In addition to the UAE, with this joint exercise, China is also sending a signal to its Western rival that if it seeks warmongering in Taiwan and the South China Sea, Beijing has options at its disposal that it can use to hit back. Chinese increase of security cooperation with Arab countries is the worst scenario for Washington and can eventually lead to the expulsion of American forces from the Persian Gulf.
Despite the US warnings, the Arab countries in the past two years have shown that they do not follow the global American policies like in the past. In Ukraine war, they brazenly rejected the US request to increase joint West’s anti-Russian sanctions and increase their output to control the rallying prices, something interpreted as their convergence with Moscow. In Syria, despite strong American opposition to rapprochement with Damascus, Arab states resumed their ties with government of President Bashar al-Assad after 12 years and returned Syria’s Arab League seat.

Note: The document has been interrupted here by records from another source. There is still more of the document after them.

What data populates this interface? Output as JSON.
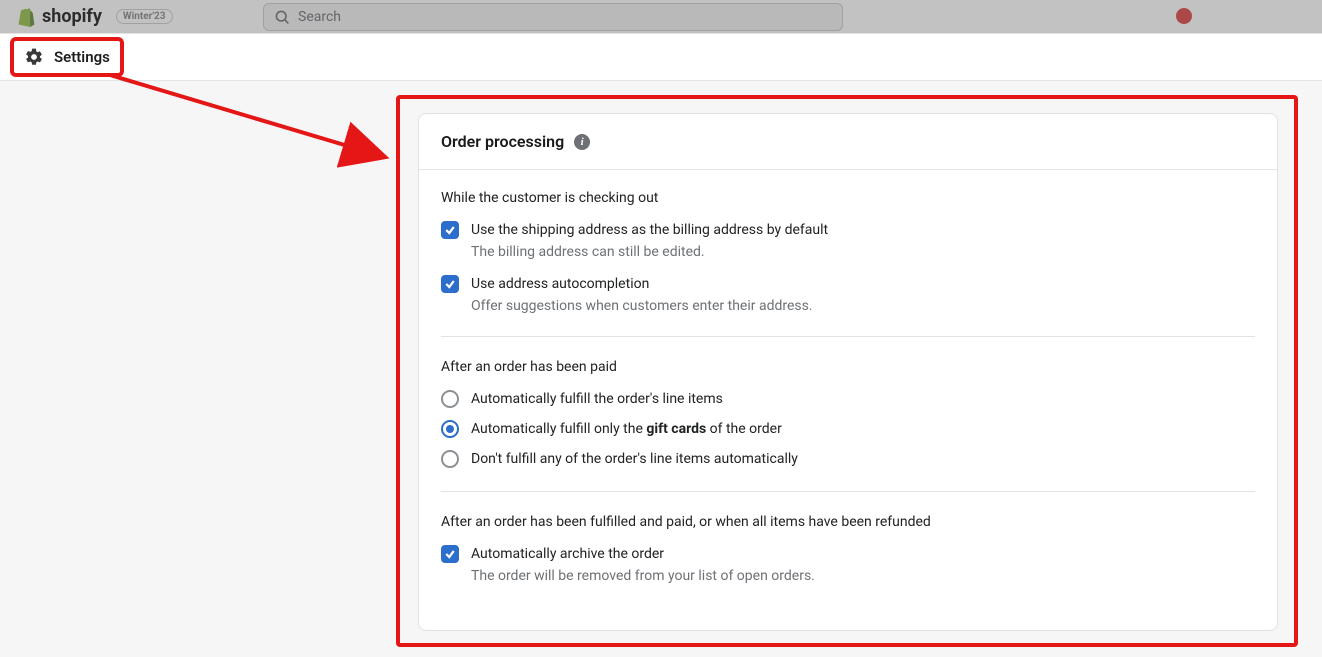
{
  "header": {
    "brand": "shopify",
    "brand_badge": "Winter'23",
    "search_placeholder": "Search"
  },
  "settings": {
    "label": "Settings"
  },
  "card": {
    "title": "Order processing",
    "section1": {
      "heading": "While the customer is checking out",
      "opt1": {
        "label": "Use the shipping address as the billing address by default",
        "help": "The billing address can still be edited."
      },
      "opt2": {
        "label": "Use address autocompletion",
        "help": "Offer suggestions when customers enter their address."
      }
    },
    "section2": {
      "heading": "After an order has been paid",
      "r1": "Automatically fulfill the order's line items",
      "r2_pre": "Automatically fulfill only the ",
      "r2_bold": "gift cards",
      "r2_post": " of the order",
      "r3": "Don't fulfill any of the order's line items automatically"
    },
    "section3": {
      "heading": "After an order has been fulfilled and paid, or when all items have been refunded",
      "opt1": {
        "label": "Automatically archive the order",
        "help": "The order will be removed from your list of open orders."
      }
    }
  }
}
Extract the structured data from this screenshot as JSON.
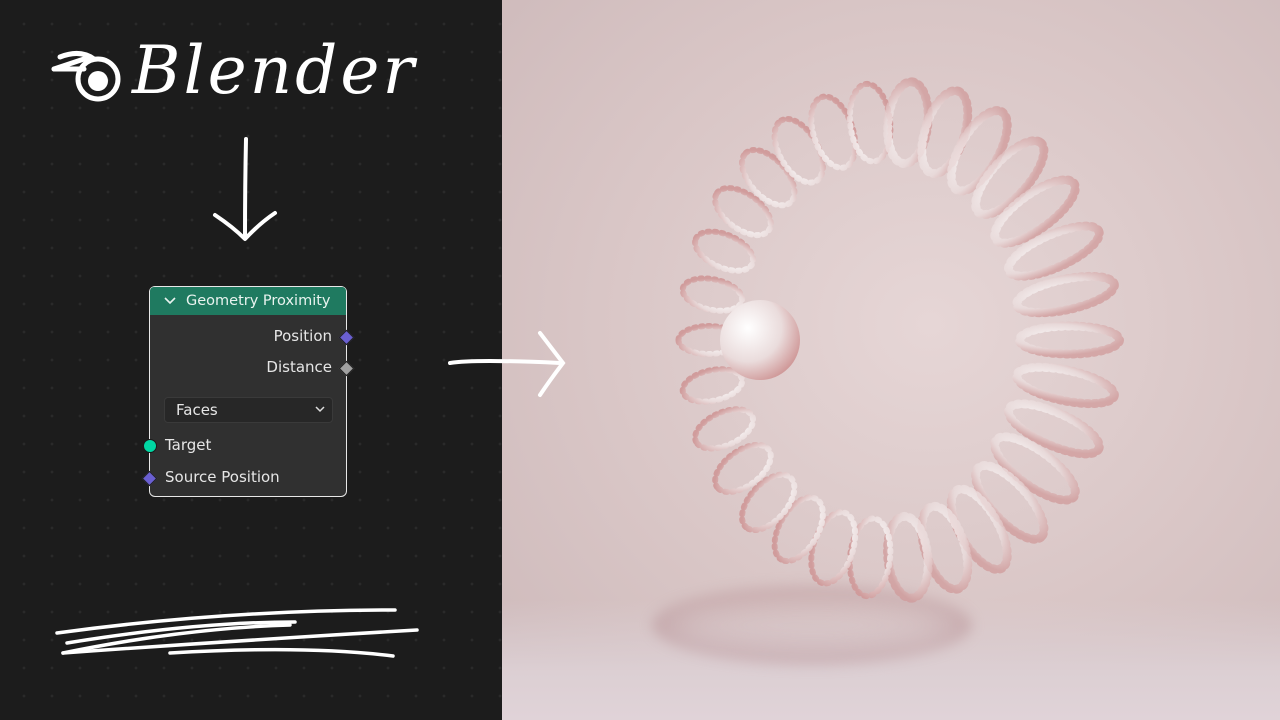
{
  "brand": {
    "name": "Blender",
    "logo_icon": "blender-logo-icon"
  },
  "node": {
    "title": "Geometry Proximity",
    "header_color": "#1f7a60",
    "outputs": [
      {
        "label": "Position",
        "socket_type": "vector",
        "socket_color": "#6a5fd1"
      },
      {
        "label": "Distance",
        "socket_type": "float",
        "socket_color": "#a1a1a1"
      }
    ],
    "mode_dropdown": {
      "selected": "Faces"
    },
    "inputs": [
      {
        "label": "Target",
        "socket_type": "geometry",
        "socket_color": "#00d6a3"
      },
      {
        "label": "Source Position",
        "socket_type": "vector",
        "socket_color": "#6a5fd1"
      }
    ]
  },
  "render": {
    "description": "Pearl-like helical torus of beads with a faceted icosphere, pink studio background"
  }
}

China's influence in West Asia is broadening, and Beijing does so through strengthening ties with regional states as the largest exporter to the region, increasing military presence and mediating between countries. The UAE is located in a strategic position in the Strait of Hormuz, through which approximately 20 percent of the world's oil shipments go to global markets, and strengthening ties with the UAE will increase China's foothold in this key region.
Change of Persian Gulf equations
The course of regional developments in recent months showed that the US influence of Arab policies has dwindled and its hegemony in West Asia is declining. The US actions in the past decades show that this country was always the cause of instability and insecurity in the Persian Gulf and sought to strengthen its presence in the region by fueling division between Iran and the Arab monarchies.
With its Iranophobia project, Washington annually sells billions of dollars in arms to its Arab allies, and to avoid loss of this lucrative trade, it will not allow Arab states to move to convergence with Iran. Waging war on Yemen served an aim to inflame tensions between Iran and Arab countries.
But China does not look this way to the Persian Gulf and takes steps towards unity and partnership between Iran and Arab nations. Mediation of a détente agreement between Iran and Saudi Arabia in March bears witness to the fact that Beijing has no intention to provoke tensions in the region.